Download Full Text (11.4 MB)

Document Type



In each of the countries at war there is a fully established Air Medical Service. Early in the development of the Aviation Service of our Allies, and even earlier in the German Air Service, it was found essential to create a medical department as an integral part of the Air Force. The French and the Italians for the past year have had well-organized Air Medical Services, which include in their personnel many of the foremost specialists of these respective countries. The British, whose Royal Air Force exists as a separate arm of the service, have a separate Air Medical Service with a Surgeon General of Aeronautics. In our own Service, this work has been effectively handled by a division of the Surgeon General’s Office, assigned as a part of the Division of Military Aeronautics.

Aviation is new, and the Air Medical Service even newer; so that for educational purposes the director of Military Aeronautics deemed it advisable to issue this book. Its object is to set forth Aviation’s debt to Medicine and to make clear the part played by the Air Medical Service in the “winning of the war in the air.”

The book is presented in two parts. Part I, is a shorter statement of the essential facts which are of immediate general interest. Part II goes into greater detail and is for the information of those who belong to the Air Medical Service or of those who desire to make a more thorough study of this new work.

Publication Date



Washington Government Printing Office


Aeronautics, Military -- United States; Aerospace Medicine; Air pilots -- United States; Aviation; McFarland collection; Medicine, Military; Physical Fitness; United States, Air Force; United States Army; World War, 1914-1918

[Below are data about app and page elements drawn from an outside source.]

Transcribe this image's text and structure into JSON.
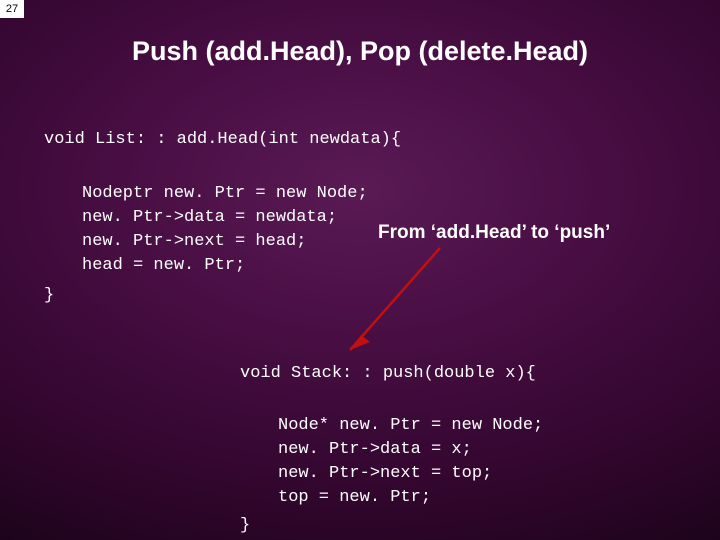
{
  "slide_number": "27",
  "title": "Push (add.Head), Pop (delete.Head)",
  "code1": {
    "signature": "void List: : add.Head(int newdata){",
    "body": "Nodeptr new. Ptr = new Node;\nnew. Ptr->data = newdata;\nnew. Ptr->next = head;\nhead = new. Ptr;",
    "close": "}"
  },
  "annotation": "From ‘add.Head’ to ‘push’",
  "code2": {
    "signature": "void Stack: : push(double x){",
    "body": "Node* new. Ptr = new Node;\nnew. Ptr->data = x;\nnew. Ptr->next = top;\ntop = new. Ptr;",
    "close": "}"
  }
}
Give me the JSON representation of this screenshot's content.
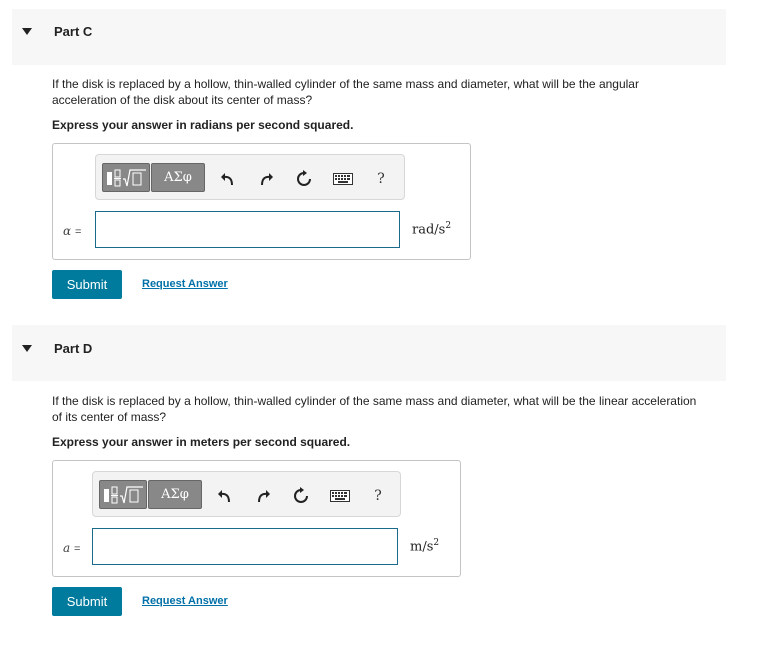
{
  "part_c": {
    "title": "Part C",
    "question": "If the disk is replaced by a hollow, thin-walled cylinder of the same mass and diameter, what will be the angular acceleration of the disk about its center of mass?",
    "instruction": "Express your answer in radians per second squared.",
    "variable": "α",
    "equals": "=",
    "input_value": "",
    "unit_base": "rad/s",
    "unit_exp": "2",
    "submit_label": "Submit",
    "request_label": "Request Answer"
  },
  "part_d": {
    "title": "Part D",
    "question": "If the disk is replaced by a hollow, thin-walled cylinder of the same mass and diameter, what will be the linear acceleration of its center of mass?",
    "instruction": "Express your answer in meters per second squared.",
    "variable": "a",
    "equals": "=",
    "input_value": "",
    "unit_base": "m/s",
    "unit_exp": "2",
    "submit_label": "Submit",
    "request_label": "Request Answer"
  },
  "toolbar": {
    "greek_label": "ΑΣφ",
    "help_label": "?",
    "icons": [
      "templates-icon",
      "greek-icon",
      "undo-icon",
      "redo-icon",
      "reset-icon",
      "keyboard-icon",
      "help-icon"
    ]
  }
}
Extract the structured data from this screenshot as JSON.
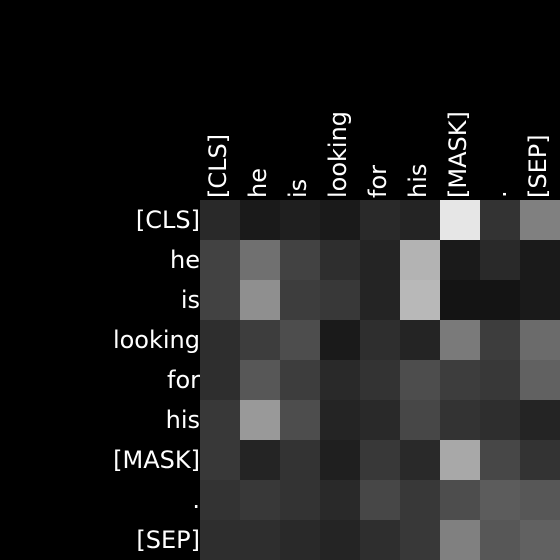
{
  "chart_data": {
    "type": "heatmap",
    "x_labels": [
      "[CLS]",
      "he",
      "is",
      "looking",
      "for",
      "his",
      "[MASK]",
      ".",
      "[SEP]"
    ],
    "y_labels": [
      "[CLS]",
      "he",
      "is",
      "looking",
      "for",
      "his",
      "[MASK]",
      ".",
      "[SEP]"
    ],
    "colormap": "greys",
    "values": [
      [
        0.08,
        0.05,
        0.06,
        0.05,
        0.08,
        0.07,
        0.45,
        0.1,
        0.25
      ],
      [
        0.13,
        0.22,
        0.13,
        0.09,
        0.07,
        0.35,
        0.05,
        0.08,
        0.05
      ],
      [
        0.13,
        0.28,
        0.12,
        0.11,
        0.07,
        0.36,
        0.04,
        0.04,
        0.05
      ],
      [
        0.09,
        0.12,
        0.15,
        0.05,
        0.09,
        0.07,
        0.24,
        0.12,
        0.21
      ],
      [
        0.09,
        0.17,
        0.12,
        0.08,
        0.1,
        0.15,
        0.12,
        0.11,
        0.19
      ],
      [
        0.11,
        0.3,
        0.15,
        0.07,
        0.08,
        0.14,
        0.1,
        0.09,
        0.07
      ],
      [
        0.11,
        0.07,
        0.1,
        0.06,
        0.11,
        0.08,
        0.33,
        0.14,
        0.1
      ],
      [
        0.1,
        0.11,
        0.1,
        0.08,
        0.14,
        0.11,
        0.15,
        0.18,
        0.17
      ],
      [
        0.09,
        0.09,
        0.08,
        0.07,
        0.09,
        0.11,
        0.25,
        0.17,
        0.19
      ]
    ],
    "max_value": 0.5
  }
}
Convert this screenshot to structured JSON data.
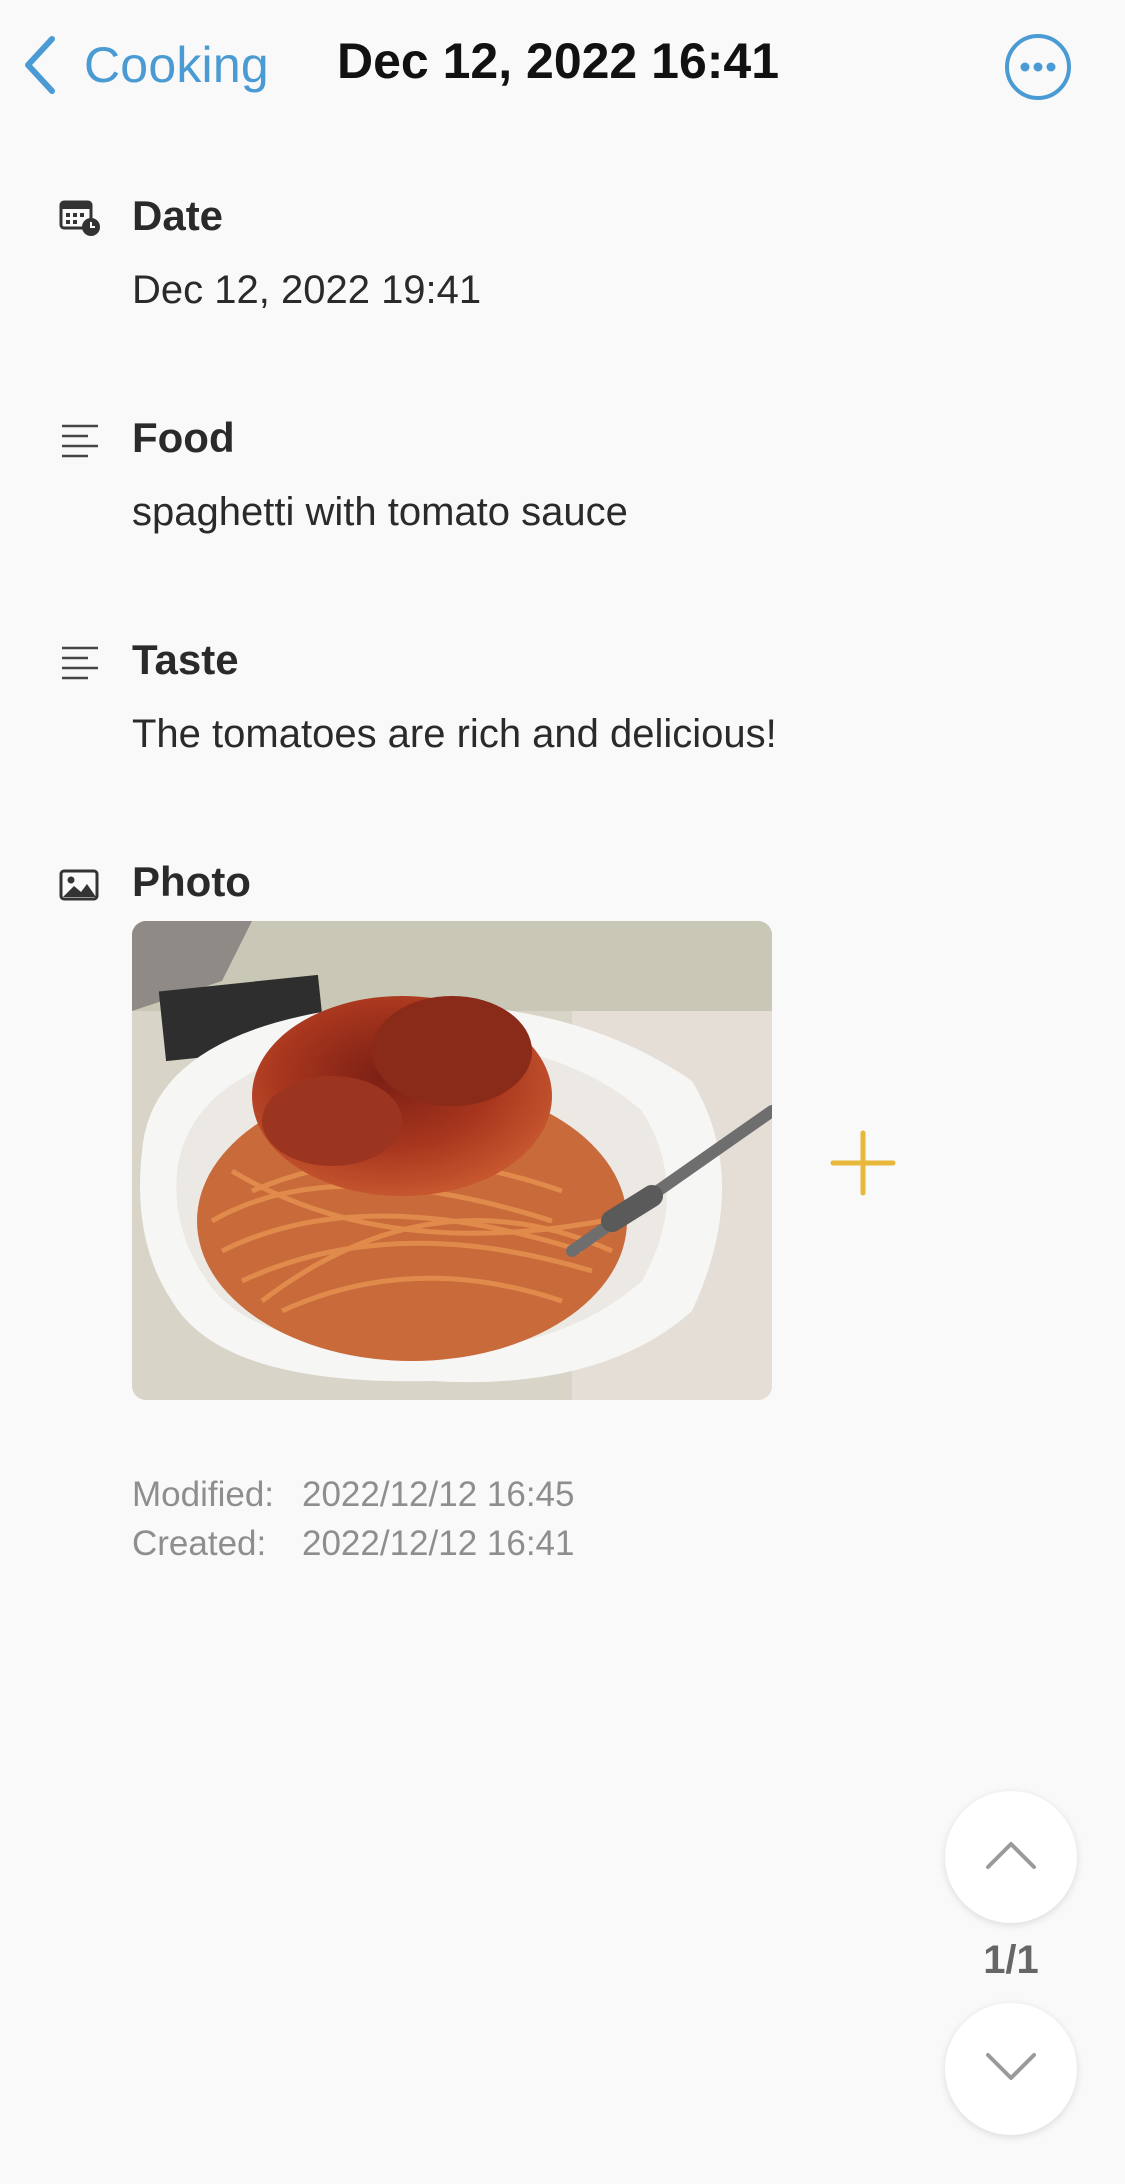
{
  "nav": {
    "back_label": "Cooking",
    "title": "Dec 12, 2022 16:41",
    "back_icon": "chevron-left-icon",
    "more_icon": "ellipsis-circle-icon"
  },
  "fields": [
    {
      "label": "Date",
      "value": "Dec 12, 2022 19:41",
      "icon": "calendar-clock-icon"
    },
    {
      "label": "Food",
      "value": "spaghetti with tomato sauce",
      "icon": "text-lines-icon"
    },
    {
      "label": "Taste",
      "value": "The tomatoes are rich and delicious!",
      "icon": "text-lines-icon"
    },
    {
      "label": "Photo",
      "icon": "image-icon"
    }
  ],
  "photo": {
    "add_icon": "plus-icon"
  },
  "meta": {
    "modified_label": "Modified:",
    "modified_value": "2022/12/12 16:45",
    "created_label": "Created:",
    "created_value": "2022/12/12 16:41"
  },
  "pager": {
    "text": "1/1",
    "up_icon": "chevron-up-icon",
    "down_icon": "chevron-down-icon"
  },
  "colors": {
    "accent": "#4a9ad4",
    "add": "#e8b83a",
    "background": "#f9f9f9"
  }
}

Arts and Humanities | History | United States History

Air Service Medical Manual : War Department. Air Service. Division of Military Aeronautics, Washington, D.C.